The 1980 election is not a good model for Democrats, since Republicans gained 34 House seats because an unpopular Democratic president was seeking re-election. Democrats picked up 37 House seats in 1964 when Republicans nominated polarizing Arizona Sen. Barry Goldwater. That’s the road map Democrats are looking for in 2016, but it’s also beyond the control of House Democratic strategists.  

Retirements could boost Democratic chances and cause potential recruits to take a second look at open seats. Currently 10 members are either retiring or seeking another office. Seven of those open seats are currently held by Democrats and three held by Republicans, but just three of them are likely to host competitive general election races. New York’s 19th and Pennsylvania’s 8th will be tough holds for Republicans, while Democrats will try to hang on to Florida’s 18th.  

If history is a guide, there will be more retirements . Thus far, five members have announced they will not seek re-election or another office. From 1976 to 2014, the average number of House retirements per cycle was 22.  

This is also the point in the cycle where we hear about “scenarios.” For example, after a decade of striking out against GOP Rep. John Kline, Democrats believe they have two quality candidates who could defeat the Minnesota congressman this cycle. We’ll see.  

The current playing field is too small to talk about Democrats taking over the House. But we also don’t know yet what this election will be about and which party, if either, will have the wind at its back.  

Democrats seem poised to gain seats, based solely on the party's current low point in the House. But it is too early for definitive projections.  

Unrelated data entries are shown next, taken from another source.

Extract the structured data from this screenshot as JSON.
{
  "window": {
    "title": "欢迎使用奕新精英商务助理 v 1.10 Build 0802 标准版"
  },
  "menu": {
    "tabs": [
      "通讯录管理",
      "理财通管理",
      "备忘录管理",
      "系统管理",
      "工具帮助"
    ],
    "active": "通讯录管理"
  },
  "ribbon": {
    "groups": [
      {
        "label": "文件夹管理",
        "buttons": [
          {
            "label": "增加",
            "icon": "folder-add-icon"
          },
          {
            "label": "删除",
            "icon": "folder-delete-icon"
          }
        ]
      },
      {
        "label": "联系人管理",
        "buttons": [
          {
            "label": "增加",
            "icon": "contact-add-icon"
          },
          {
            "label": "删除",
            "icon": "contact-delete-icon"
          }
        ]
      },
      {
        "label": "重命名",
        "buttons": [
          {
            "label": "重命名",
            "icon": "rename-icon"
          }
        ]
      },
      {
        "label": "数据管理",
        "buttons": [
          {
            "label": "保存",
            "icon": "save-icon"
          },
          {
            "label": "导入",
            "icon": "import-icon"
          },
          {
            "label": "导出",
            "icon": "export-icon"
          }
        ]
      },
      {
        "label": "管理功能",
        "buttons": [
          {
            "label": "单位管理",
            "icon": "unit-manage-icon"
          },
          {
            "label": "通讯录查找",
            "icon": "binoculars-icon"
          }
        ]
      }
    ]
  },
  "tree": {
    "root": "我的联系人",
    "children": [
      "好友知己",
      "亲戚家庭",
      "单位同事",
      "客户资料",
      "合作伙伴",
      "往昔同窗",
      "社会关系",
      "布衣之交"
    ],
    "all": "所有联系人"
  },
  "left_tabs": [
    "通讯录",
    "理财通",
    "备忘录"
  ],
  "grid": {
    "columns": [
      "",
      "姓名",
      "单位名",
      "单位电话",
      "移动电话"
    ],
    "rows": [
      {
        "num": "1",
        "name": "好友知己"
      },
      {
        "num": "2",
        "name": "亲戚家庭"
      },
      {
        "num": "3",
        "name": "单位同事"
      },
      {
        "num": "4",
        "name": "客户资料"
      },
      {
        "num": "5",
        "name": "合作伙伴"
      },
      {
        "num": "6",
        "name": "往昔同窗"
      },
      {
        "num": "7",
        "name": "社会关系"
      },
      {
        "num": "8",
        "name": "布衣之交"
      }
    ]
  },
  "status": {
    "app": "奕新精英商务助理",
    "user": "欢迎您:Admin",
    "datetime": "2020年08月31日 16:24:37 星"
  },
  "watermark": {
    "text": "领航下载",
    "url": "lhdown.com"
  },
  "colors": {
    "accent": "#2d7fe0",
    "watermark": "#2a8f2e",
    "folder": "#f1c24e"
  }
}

Related: Roll Call House Race Ratings Map Elder Members Aren’t the Only Ones to Retire Roll Call Results Map: Results and District Profiles for Every Seat Be the first to know about Rothenberg & Gonzales Political Report/Roll Call race rating changes with our new Roll Call politics app!

Topics: dccc house nrcc poli